Radiomic Signatures of Posterior Fossa Ependymoma: Molecular Subgroups and Risk Profiles. Neuro-oncology Zhang, M., Wang, E., Yecies, D., Tam, L. T., Han, M., Toescu, S., Wright, J. N., Altinmakas, E., Chen, E., Radmanesh, A., Nemelka, J., Oztekin, O., Wagner, M. W., Lober, R. M., Ertl-Wagner, B., Ho, C. Y., Mankad, K., Vitanza, N. A., Cheshier, S. H., Jacques, T. S., Fisher, P. G., Aquilina, K., Said, M., Jaju, A., Pfister, S., Taylor, M. D., Grant, G. A., Mattonen, S., Ramaswamy, V., Yeom, K. W. 2021

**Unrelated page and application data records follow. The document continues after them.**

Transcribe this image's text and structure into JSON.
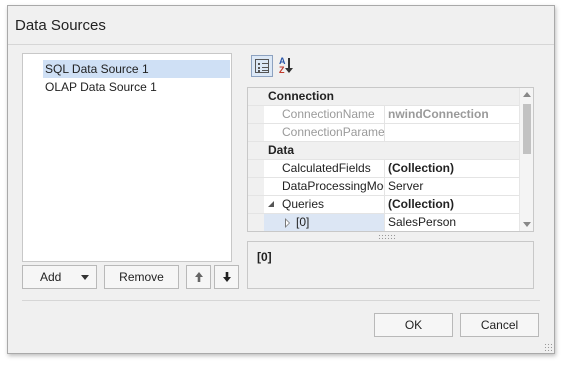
{
  "window": {
    "title": "Data Sources"
  },
  "data_sources": {
    "items": [
      {
        "label": "SQL Data Source 1",
        "selected": true
      },
      {
        "label": "OLAP Data Source 1",
        "selected": false
      }
    ]
  },
  "list_buttons": {
    "add_label": "Add",
    "remove_label": "Remove"
  },
  "property_grid": {
    "toolbar": {
      "categorized_icon": "categorized-grid-icon",
      "sort_icon": "sort-az-icon"
    },
    "rows": [
      {
        "type": "category",
        "name": "Connection"
      },
      {
        "type": "property",
        "name": "ConnectionName",
        "value": "nwindConnection",
        "disabled": true,
        "bold": true
      },
      {
        "type": "property",
        "name": "ConnectionParamete",
        "value": "",
        "disabled": true
      },
      {
        "type": "category",
        "name": "Data"
      },
      {
        "type": "property",
        "name": "CalculatedFields",
        "value": "(Collection)",
        "bold": true
      },
      {
        "type": "property",
        "name": "DataProcessingMode",
        "value": "Server"
      },
      {
        "type": "property",
        "name": "Queries",
        "value": "(Collection)",
        "bold": true,
        "expanded": true
      },
      {
        "type": "property",
        "name": "[0]",
        "value": "SalesPerson",
        "selected": true,
        "collapsed": true
      }
    ]
  },
  "description": {
    "title": "[0]"
  },
  "footer": {
    "ok_label": "OK",
    "cancel_label": "Cancel"
  },
  "colors": {
    "selection": "#cfe0f5",
    "dialog_bg": "#f0f0f0",
    "border": "#a9a9a9"
  }
}
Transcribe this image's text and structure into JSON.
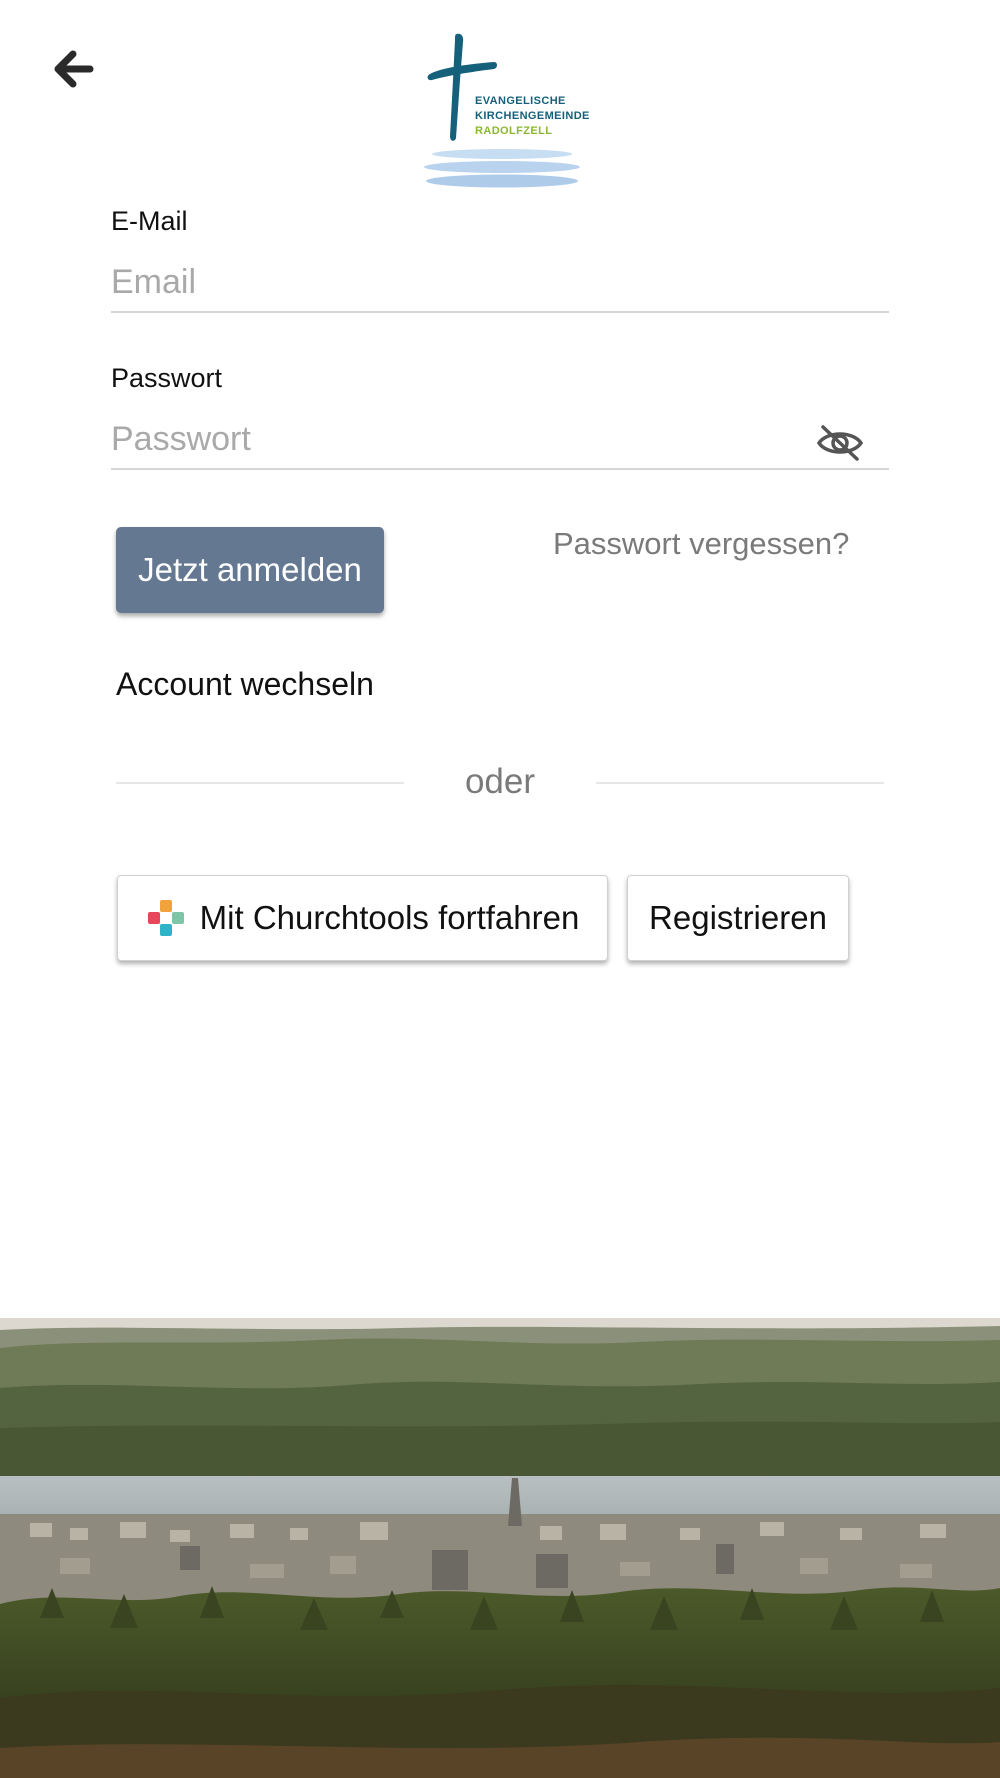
{
  "header": {
    "back_icon": "arrow-left-icon",
    "logo": {
      "line1": "EVANGELISCHE",
      "line2": "KIRCHENGEMEINDE",
      "line3": "RADOLFZELL",
      "colors": {
        "cross": "#15607a",
        "town": "#8bb82f",
        "waves": "#b9d3ee"
      }
    }
  },
  "login_form": {
    "email": {
      "label": "E-Mail",
      "placeholder": "Email",
      "value": ""
    },
    "password": {
      "label": "Passwort",
      "placeholder": "Passwort",
      "value": "",
      "toggle_icon": "eye-off-icon"
    },
    "submit_label": "Jetzt anmelden",
    "forgot_label": "Passwort vergessen?",
    "switch_account_label": "Account wechseln"
  },
  "divider": {
    "text": "oder"
  },
  "alt_actions": {
    "churchtools_label": "Mit Churchtools fortfahren",
    "churchtools_icon": "churchtools-icon",
    "register_label": "Registrieren"
  },
  "colors": {
    "primary_button": "#657892",
    "muted_text": "#7a7a7a",
    "input_border": "#d6d6d6"
  }
}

The risk profile for posterior fossa ependymoma (EP) depends on surgical and molecular status [Group A (PFA) versus Group B (PFB)]. While subtotal tumor resection is known to confer worse prognosis, MRI-based EP risk-profiling is unexplored. We aimed to apply machine learning strategies to link MRI-based biomarkers of high-risk EP and also to distinguish PFA from PFB.We extracted 1800 quantitative features from presurgical T2-weighted (T2-MRI) and gadolinium-enhanced T1-weighted (T1-MRI) imaging of 157 EP patients. We implemented nested cross-validation to identify features for risk score calculations and apply a Cox model for survival analysis. We conducted additional feature selection for PFA versus PFB and examined performance across three candidate classifiers.For all EP patients with GTR, we identified four T2-MRI-based features and stratified patients into high- and low-risk groups, with 5-year overall survival rates of 62% and 100%, respectively (p < 0.0001). Among presumed PFA patients with GTR, four T1-MRI and five T2-MRI features predicted divergence of high- and low-risk groups, with 5-year overall survival rates of 62.7% and 96.7%, respectively (p = 0.002). T1-MRI-based features showed the best performance distinguishing PFA from PFB with an AUC of 0.86.We present machine learning strategies to identify MRI phenotypes that distinguish PFA from PFB, as well as high- and low-risk PFA. We also describe quantitative image predictors of aggressive EP tumors that might assist risk-profiling after surgery. Future studies could examine translating radiomics as an adjunct to EP risk assessment when considering therapy strategies or trial candidacy.

View details for DOI 10.1093/neuonc/noab272

View details for PubMedID 34850171